There are many conditions that cause diarrhoea. These include colibacillosis, paratyphoid, Johne’s disease, Rift Valley fever, coccidiosis, worms and poisonous plants.
This usually affects younger animals. The disease is most severe in lambs/kids 2-8weeks of age.
Predisposing factors
Sudden change of feed
Keeping animals on wet and dirty floors
Clinical Signs
The first sign is diarrhoea.
Sheep and goats are depressed and do not eat.
They become severely dehydrated and may die.
This condition is caused by a bacterium (Escherichia coli).
It usually affects lambs/kids under 2 weeks of age.
Predisposing factors
When lambs/kids do not drink enough colostrum (first milk) after they are born.
Dirty and wet pens.
Other diseases may make them more vulnerable to become infected
Overcrowding and stress.
Clinical Signs
They have a watery, whitish-yellow or greyish diarrhoea
Affected lambs salivate and have a cold mouth.
The animals are depressed and not eating.
The umbilical cord is sometimes inflamed and swollen.
Lambs/kids usually die as a result of dehydration.
This is caused by salmonella organism and occurs mostly in older animals
Change in environment, feed and stress and presence of the organism predisposes to the disease.
Clinical Signs
There is fever and the animals are off feed.
Watery green diarrhoea that is sometimes spotted with blood can be seen.
Animals usually die from dehydration or septicaemia.
Pregnant ewes may abort.
Treatment of diarrhea in small ruminants
In livestock, diarrhea is called scours. There can be many causes of diarrhea: bacterial, viral, parasites, and diet.
Treatment depends on the causative agent.
The first step would be to separate the affected animal. And then conduct some diagnosis to find out the cause of the diarrhea.

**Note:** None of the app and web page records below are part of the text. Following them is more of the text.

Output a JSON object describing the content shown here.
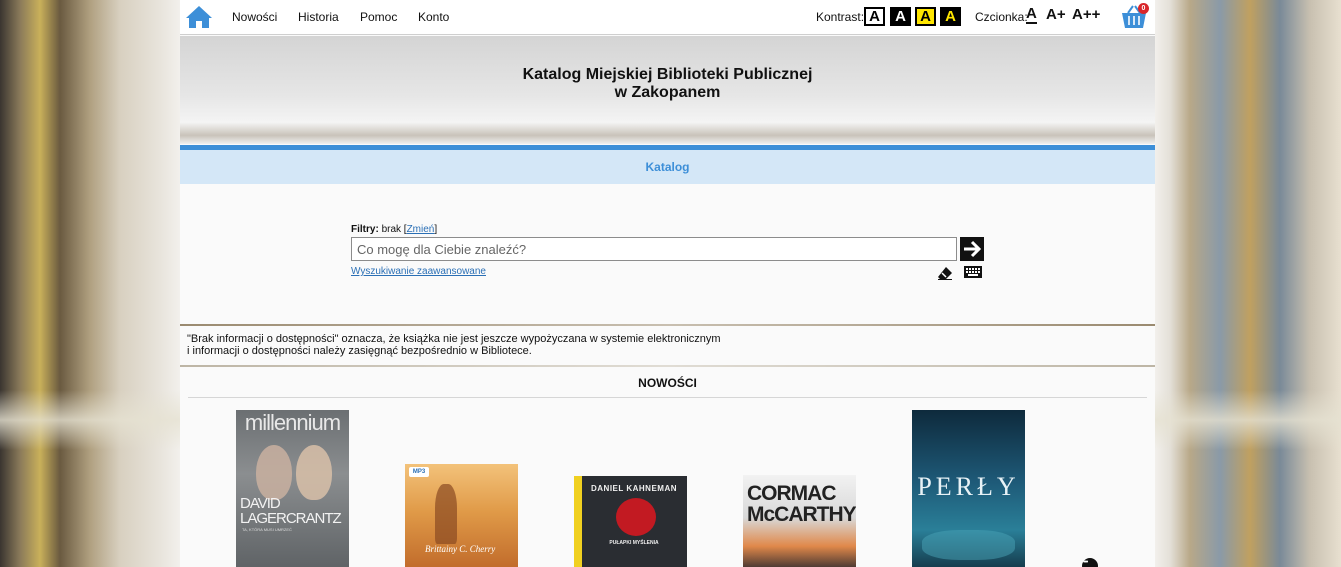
{
  "nav": {
    "links": [
      "Nowości",
      "Historia",
      "Pomoc",
      "Konto"
    ],
    "kontrast_label": "Kontrast:",
    "kontrast_options": [
      "A",
      "A",
      "A",
      "A"
    ],
    "czcionka_label": "Czcionka:",
    "font_sizes": [
      "A",
      "A+",
      "A++"
    ],
    "cart_count": "0",
    "accent_color": "#3d8fd8"
  },
  "header": {
    "title_line1": "Katalog Miejskiej Biblioteki Publicznej",
    "title_line2": "w Zakopanem"
  },
  "catalog_tab": "Katalog",
  "search": {
    "filters_label": "Filtry:",
    "filters_value": "brak",
    "filters_change": "Zmień",
    "placeholder": "Co mogę dla Ciebie znaleźć?",
    "advanced_link": "Wyszukiwanie zaawansowane"
  },
  "info": {
    "line1": "\"Brak informacji o dostępności\" oznacza, że książka nie jest jeszcze wypożyczana w systemie elektronicznym",
    "line2": "i informacji o dostępności należy zasięgnąć bezpośrednio w Bibliotece."
  },
  "news": {
    "title": "NOWOŚCI",
    "books": [
      {
        "series": "millennium",
        "author": "DAVID LAGERCRANTZ",
        "subtitle": "TA, KTÓRA MUSI UMRZEĆ"
      },
      {
        "badge": "MP3",
        "author": "Brittainy C. Cherry"
      },
      {
        "author": "DANIEL KAHNEMAN",
        "title": "PUŁAPKI MYŚLENIA"
      },
      {
        "author": "CORMAC McCARTHY"
      },
      {
        "title": "PERŁY"
      }
    ]
  }
}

Usually it is best to consult a trained personnel (veterinarian)
In a situation where diarrhea is caused by diet. Removing the particular ingredient is advised.
Change in feed should be done gradually over a period of time.

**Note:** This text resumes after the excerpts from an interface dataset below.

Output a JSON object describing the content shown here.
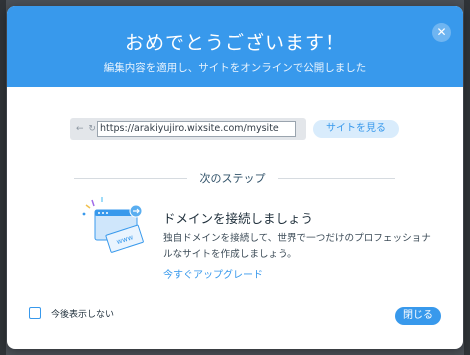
{
  "modal": {
    "title": "おめでとうございます！",
    "subtitle": "編集内容を適用し、サイトをオンラインで公開しました",
    "close_icon": "✕"
  },
  "url_bar": {
    "nav_icons": "← ↻",
    "url": "https://arakiyujiro.wixsite.com/mysite"
  },
  "view_site_button": "サイトを見る",
  "next_steps": {
    "label": "次のステップ",
    "illustration_text": "www",
    "title": "ドメインを接続しましょう",
    "description": "独自ドメインを接続して、世界で一つだけのプロフェッショナルなサイトを作成しましょう。",
    "upgrade_link": "今すぐアップグレード"
  },
  "footer": {
    "dont_show_label": "今後表示しない",
    "close_button": "閉じる"
  },
  "colors": {
    "accent": "#3899ec",
    "header_bg": "#3899ec",
    "backdrop": "#4a4f55"
  }
}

You must have to weed out poisonous plants from around your goat pens. This is very important during the dry season when animals are forced to graze on any available plant.
Antibiotics are used for both treatment and prevention of E. coli scours in lamb and kids.
Same applies for coccidiosis and salmonellosis.
Diarrhea caused by viral agents has to be managed with antibiotics and fluid and electrolyte therapy. Most times, if you are able to keep the animal alive until the disease runs its course, you may be able to save the animal.
Heavy worm burden can cause diarrhea in sheep and goats.
Control of gastro-intestinal parasites is best achieved via good pasture, grazing, and animal management, and strategic and/or selective deworming of affected individuals with effective anthelmintics (dewormer).
Treatment of diarrhea with antibiotics in goat is not usually effective without supportive fluid therapy. Usually the animals die due to fluid and electrolytes loss. Therefore fluid and electrolyte therapy is indicated to replenish lost fluid and mitigate dehydration.